Door-to-door canvassing in almost all neighborhoods in the capital city of Bamako.
To assign subjects at random to the treatment and control conditions, we needed a way to expose each subject to the appropriate stimulus. We catalogued the surnames associated with each treatment condition for more than 200 subject surname-ethnicity combinations. This allowed us to create a large matrix in which each row corresponds to a Malian last name that we could expect to encounter in the field and each column gives politicians’ surnames associated with the appropriate treatment or control condition.
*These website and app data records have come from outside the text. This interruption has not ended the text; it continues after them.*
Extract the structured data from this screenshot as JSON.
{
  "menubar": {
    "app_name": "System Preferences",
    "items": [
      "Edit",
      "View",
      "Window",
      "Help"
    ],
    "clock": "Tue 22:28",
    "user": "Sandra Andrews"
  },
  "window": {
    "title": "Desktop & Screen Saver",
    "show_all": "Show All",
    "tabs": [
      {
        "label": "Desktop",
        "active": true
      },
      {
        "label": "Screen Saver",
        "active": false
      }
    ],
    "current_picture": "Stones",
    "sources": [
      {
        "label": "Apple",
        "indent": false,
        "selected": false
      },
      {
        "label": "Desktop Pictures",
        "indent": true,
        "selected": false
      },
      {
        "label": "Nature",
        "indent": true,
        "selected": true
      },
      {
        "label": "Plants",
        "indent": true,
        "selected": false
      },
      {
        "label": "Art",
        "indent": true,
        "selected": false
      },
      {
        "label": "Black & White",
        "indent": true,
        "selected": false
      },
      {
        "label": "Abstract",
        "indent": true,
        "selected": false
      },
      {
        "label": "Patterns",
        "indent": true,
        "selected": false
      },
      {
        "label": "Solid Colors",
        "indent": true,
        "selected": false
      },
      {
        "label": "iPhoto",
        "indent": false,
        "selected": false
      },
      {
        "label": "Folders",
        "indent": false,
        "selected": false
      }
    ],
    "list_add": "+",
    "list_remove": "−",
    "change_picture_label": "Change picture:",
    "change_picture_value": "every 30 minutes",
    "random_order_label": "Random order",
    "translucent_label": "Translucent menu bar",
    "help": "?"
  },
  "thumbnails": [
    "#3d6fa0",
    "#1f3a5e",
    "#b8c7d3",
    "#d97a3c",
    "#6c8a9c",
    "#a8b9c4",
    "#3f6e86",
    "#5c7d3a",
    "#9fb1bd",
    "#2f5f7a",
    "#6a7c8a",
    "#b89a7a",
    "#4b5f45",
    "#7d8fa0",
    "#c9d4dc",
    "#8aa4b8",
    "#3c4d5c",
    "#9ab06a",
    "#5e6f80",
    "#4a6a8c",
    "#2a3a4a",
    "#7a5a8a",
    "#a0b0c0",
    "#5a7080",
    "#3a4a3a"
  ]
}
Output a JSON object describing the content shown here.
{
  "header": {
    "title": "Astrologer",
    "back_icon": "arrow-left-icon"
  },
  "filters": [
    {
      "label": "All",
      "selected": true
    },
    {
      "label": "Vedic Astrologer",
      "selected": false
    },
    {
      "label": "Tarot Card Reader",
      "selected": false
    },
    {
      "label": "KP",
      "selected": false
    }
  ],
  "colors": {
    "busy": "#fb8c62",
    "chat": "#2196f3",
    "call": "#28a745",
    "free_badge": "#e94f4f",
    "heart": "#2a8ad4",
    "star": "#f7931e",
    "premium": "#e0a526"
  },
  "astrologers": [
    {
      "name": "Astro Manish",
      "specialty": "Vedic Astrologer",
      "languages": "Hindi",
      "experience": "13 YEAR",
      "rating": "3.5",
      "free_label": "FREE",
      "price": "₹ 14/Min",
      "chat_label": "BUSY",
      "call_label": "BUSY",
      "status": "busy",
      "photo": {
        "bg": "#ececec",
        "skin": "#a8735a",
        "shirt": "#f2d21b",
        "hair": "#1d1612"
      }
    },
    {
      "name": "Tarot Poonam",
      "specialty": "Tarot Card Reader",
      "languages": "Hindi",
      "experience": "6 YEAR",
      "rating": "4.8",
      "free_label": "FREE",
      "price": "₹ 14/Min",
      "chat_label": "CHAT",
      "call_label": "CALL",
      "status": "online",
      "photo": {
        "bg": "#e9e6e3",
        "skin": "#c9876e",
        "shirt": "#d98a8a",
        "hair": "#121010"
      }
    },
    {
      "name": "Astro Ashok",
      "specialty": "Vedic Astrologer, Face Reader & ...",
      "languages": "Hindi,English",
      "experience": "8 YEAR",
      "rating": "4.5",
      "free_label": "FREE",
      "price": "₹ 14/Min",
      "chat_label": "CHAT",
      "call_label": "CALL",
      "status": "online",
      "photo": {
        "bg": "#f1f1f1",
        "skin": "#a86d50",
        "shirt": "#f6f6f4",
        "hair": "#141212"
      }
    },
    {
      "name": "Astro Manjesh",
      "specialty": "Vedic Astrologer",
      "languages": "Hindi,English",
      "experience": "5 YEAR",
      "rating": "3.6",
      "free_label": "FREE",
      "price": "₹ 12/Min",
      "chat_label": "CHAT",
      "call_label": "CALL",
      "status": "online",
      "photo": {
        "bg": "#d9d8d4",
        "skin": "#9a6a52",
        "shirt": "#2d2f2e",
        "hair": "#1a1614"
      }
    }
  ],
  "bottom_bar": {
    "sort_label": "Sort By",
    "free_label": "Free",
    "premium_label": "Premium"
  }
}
A videotaped political speech (subjects were told it was made by a political independent who was considering launching a campaign for deputy in the National Assembly a political independent who was considering launching a campaign for deputy in the National Assembly). The content of speeches viewed by all subjects was identical. The experimental manipulation consisted of what subjects were told about the politician’s last name, which conveys information about both ethnic identity and cousinage ties in Mali.Our experimental design had six treatment and control conditions. In the four treatment conditions, the subject and the politician are, respectively, joking cousins from the same ethnic group (N = 136); noncousins from the same ethnic group (N = 122); joking cousins from different ethnic groups (N = 124); or noncousins from different ethnic groups (N = 152). We also added two additional control conditions to the experimental design. In the fifth condition, subjects were not provided with information about the politician’s last name, and thus received no information about their ethnic and cousinage ties to the politician (N = 132). Adding this fifth condition therefore allows us to estimate treatment effects relative to this baseline candidate evaluation. Finally, in the sixth condition, the politician had the same last name as the subject (N = 158).
Evaluation of political candidate
Thad Dunning, Lauren Harrison